There are many great memory ideas for those students struggling to make the grade as Carolyn O'Grady reports
For some months before their GCSEs many students at Valley Park Secondary School in Maidstone were performing an odd ritual. On their way to school they would attach items of information to situations or objects they met. The journey became a colourful and often hilarious adventure.
It was an adventure with a purpose. The aim was to learn strings of information. To internalise, for example, the seven things characteristic of all living creatures they might first imagine meeting a friend wearing a pair of flippers (humour is important here) to remind them that all living things move; then at the corner shop they might be served by Billy Bunter to trigger the thought that living things eat etc. When they needed to collect an item from their minds, they repeated the tour and found it.
"It sounds silly, but it really worked," says student Kiri Patey, now aged 17, still surprised that the bits of information on the circulatory system which she had attached to objects in her house including her cat and the bin, had still been there at exam time. This simple memory technique had come to Kiri courtesy of Tom Barwood, director of LikeMinds, a company which organises workshops focusing, says Barwood, "on enabling children to fulfil their potential."
The workshops were commissioned by Valley Park for their "Achievement Group", DC borderline students who were identified in Year 11 as being able to achieve five or more A*-C grades. They are one of the school's large repertoire of revision ideas the majority of which are aimed at the borderline group.
Other ideas include one-to-one mentoring, a programme of after school sessions on revision and the use of the SamLearning revision website. This has now been made available to the whole year group, and though costly, was very successful with borderline students when used last year. The one day or two half-day workshops focused a lot on motivation. "Where do you want to go in life?" asks Tom Barwood, emphasising the idea of revision as a stepping stone to a goal. "You're prepared to wait at the airport for hours for a holiday you've just read about in a brochure," he says. "When you're revising focus on the holiday -your goals - not on the hard work or check-in."
He then moved on to how to listen; different learning styles; Mind Map and memory techniques, including mnemonics. Finally they took a look at structuring revision and the obvious, but necessary workreward model - ie schedule in that hour of telly or that cup of tea after an hour of revision, not the other way round. The school decided to use an outside speaker because Tom was recommended. "But we also feel that borderline students need something that is delivered in a fun way. If it was too bookish it would turn them off," says Pam Johnson, advanced skills teacher in history.
Do other students feel left out? No, says Year 11 manager, Cathy Logan:
"The others recognise that they need a different form of support," and they participated in other revision exercises, including whole year in-house revision days delivered by the teachers and a visit by the theatre in education group, Cragrats.
Of the workshop Kiri Patey, who admits that she is very nervous of exams, says: "It gave me a feeling that I can do this - I got an immediate sense of achievement and felt more confident and determined."
"He offered so many ways of revising different things," says John Pryer, now aged 16. "Some I felt would work for me some not.
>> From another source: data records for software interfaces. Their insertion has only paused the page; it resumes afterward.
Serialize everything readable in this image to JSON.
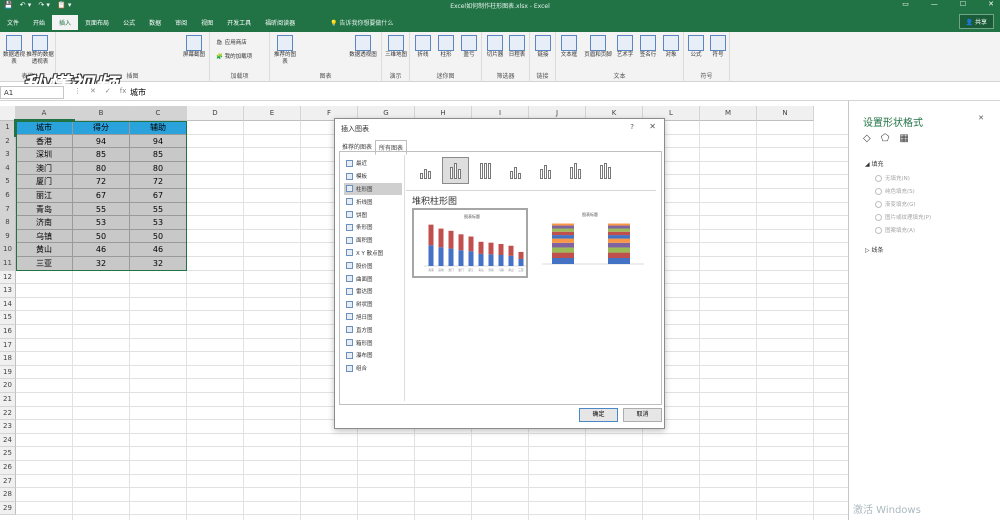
{
  "titlebar": {
    "doc_title": "Excel如何制作柱形图表.xlsx - Excel",
    "qat": [
      "💾",
      "↶ ▾",
      "↷ ▾",
      "📋 ▾"
    ],
    "win_buttons": [
      "▭",
      "—",
      "☐",
      "✕"
    ]
  },
  "ribbon_tabs": [
    "文件",
    "开始",
    "插入",
    "页面布局",
    "公式",
    "数据",
    "审阅",
    "视图",
    "开发工具",
    "福昕阅读器"
  ],
  "active_tab": "插入",
  "tell_me": "告诉我你想要做什么",
  "share_label": "共享",
  "ribbon": {
    "groups": [
      {
        "label": "表格",
        "buttons": [
          "数据透视表",
          "推荐的数据透视表"
        ]
      },
      {
        "label": "插图",
        "buttons": [
          "屏幕截图"
        ]
      },
      {
        "label": "加载项",
        "buttons": [
          "应用商店",
          "我的加载项"
        ]
      },
      {
        "label": "图表",
        "buttons": [
          "推荐的图表",
          "数据透视图"
        ]
      },
      {
        "label": "演示",
        "buttons": [
          "三维地图"
        ]
      },
      {
        "label": "迷你图",
        "buttons": [
          "折线",
          "柱形",
          "盈亏"
        ]
      },
      {
        "label": "筛选器",
        "buttons": [
          "切片器",
          "日程表"
        ]
      },
      {
        "label": "链接",
        "buttons": [
          "链接"
        ]
      },
      {
        "label": "文本",
        "buttons": [
          "文本框",
          "页眉和页脚",
          "艺术字",
          "签名行",
          "对象"
        ]
      },
      {
        "label": "符号",
        "buttons": [
          "公式",
          "符号"
        ]
      }
    ],
    "video_watermark": "秒懂视频"
  },
  "formula_bar": {
    "name_box": "A1",
    "icons": [
      "⋮",
      "✕",
      "✓",
      "fx"
    ],
    "content": "城市"
  },
  "columns": [
    "A",
    "B",
    "C",
    "D",
    "E",
    "F",
    "G",
    "H",
    "I",
    "J",
    "K",
    "L",
    "M",
    "N"
  ],
  "rows": [
    "1",
    "2",
    "3",
    "4",
    "5",
    "6",
    "7",
    "8",
    "9",
    "10",
    "11",
    "12",
    "13",
    "14",
    "15",
    "16",
    "17",
    "18",
    "19",
    "20",
    "21",
    "22",
    "23",
    "24",
    "25",
    "26",
    "27",
    "28",
    "29"
  ],
  "table": {
    "headers": [
      "城市",
      "得分",
      "辅助"
    ],
    "rows": [
      [
        "香港",
        "94",
        "94"
      ],
      [
        "深圳",
        "85",
        "85"
      ],
      [
        "澳门",
        "80",
        "80"
      ],
      [
        "厦门",
        "72",
        "72"
      ],
      [
        "丽江",
        "67",
        "67"
      ],
      [
        "青岛",
        "55",
        "55"
      ],
      [
        "济南",
        "53",
        "53"
      ],
      [
        "乌镇",
        "50",
        "50"
      ],
      [
        "黄山",
        "46",
        "46"
      ],
      [
        "三亚",
        "32",
        "32"
      ]
    ]
  },
  "task_pane": {
    "title": "设置形状格式",
    "close": "✕",
    "icons": [
      "◇",
      "⬠",
      "▦"
    ],
    "fill_section": "◢ 填充",
    "fill_options": [
      "无填充(N)",
      "纯色填充(S)",
      "渐变填充(G)",
      "图片或纹理填充(P)",
      "图案填充(A)"
    ],
    "line_section": "▷ 线条",
    "activate_windows": "激活 Windows"
  },
  "dialog": {
    "title": "插入图表",
    "help": "?",
    "close": "✕",
    "tabs": [
      "推荐的图表",
      "所有图表"
    ],
    "active_tab": "所有图表",
    "chart_types": [
      "最近",
      "模板",
      "柱形图",
      "折线图",
      "饼图",
      "条形图",
      "面积图",
      "X Y 散点图",
      "股价图",
      "曲面图",
      "雷达图",
      "树状图",
      "旭日图",
      "直方图",
      "箱形图",
      "瀑布图",
      "组合"
    ],
    "active_type": "柱形图",
    "selected_subtype_title": "堆积柱形图",
    "preview_title": "图表标题",
    "ok_label": "确定",
    "cancel_label": "取消",
    "colors": {
      "series1": "#4472c4",
      "series2": "#c0504d",
      "band_a": "#f79646",
      "band_b": "#9bbb59",
      "band_c": "#8064a2"
    }
  },
  "chart_data": [
    {
      "type": "bar",
      "title": "图表标题",
      "stacked": true,
      "categories": [
        "香港",
        "深圳",
        "澳门",
        "厦门",
        "丽江",
        "青岛",
        "济南",
        "乌镇",
        "黄山",
        "三亚"
      ],
      "series": [
        {
          "values": [
            94,
            85,
            80,
            72,
            67,
            55,
            53,
            50,
            46,
            32
          ]
        },
        {
          "values": [
            94,
            85,
            80,
            72,
            67,
            55,
            53,
            50,
            46,
            32
          ]
        }
      ]
    }
  ]
}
Overall, I felt that the workshop and parental support were the things that made a massive difference to my results". His favourite revision idea involved reminders all over the house. Every morning he would wake up to six notes - this time real ones - in his bedroom. In every room of the house there were another set of notes. Both agreed that the novelty value inherent in having a day off, regular timetable and an outside speaker also contributed a lot to the success of the sessions.
"You could probably get most of what was presented at the workshop out of a book, what makes a huge difference is the personality of the speaker," says Cathy Logan. Grades for the achievement group have certainly significantly improved but the effect of the workshop is impossible to separate from that of the other initiatives.
"The main contribution of the workshop was that it raised their self-esteem", says Pam Johnson. "They felt they were in with a chance".
l LikeMinds Tel: 01234 407915; www.likemindslearning.co.uk
Cragrats Tel: 01484 686451; www.cragratseducation.com
RUN A SIMILAR WORKSHOP
*Find a good outside speaker, probably one recommended by other schools. Apart from the necessary skills and experience a fun personality appears to be an important factor.
* Think about the timing. If you are going to have two sessions schedule one prior to the mocks and the other about two to three months before GCSE.
If only one go for the latter.
* Handle sensitively the fact that the students are from a particular group whether borderline or high-achieving.
* Reinforce skills learned in the workshop, for example Valley Park have incorporated Mind Mapping and thinking skills into lessons across the curriculum.
* For some students two half days rather than one whole day means they retain concentration and take more in.
* Find out if the speaker can supply resources - as these can prove to be very useful.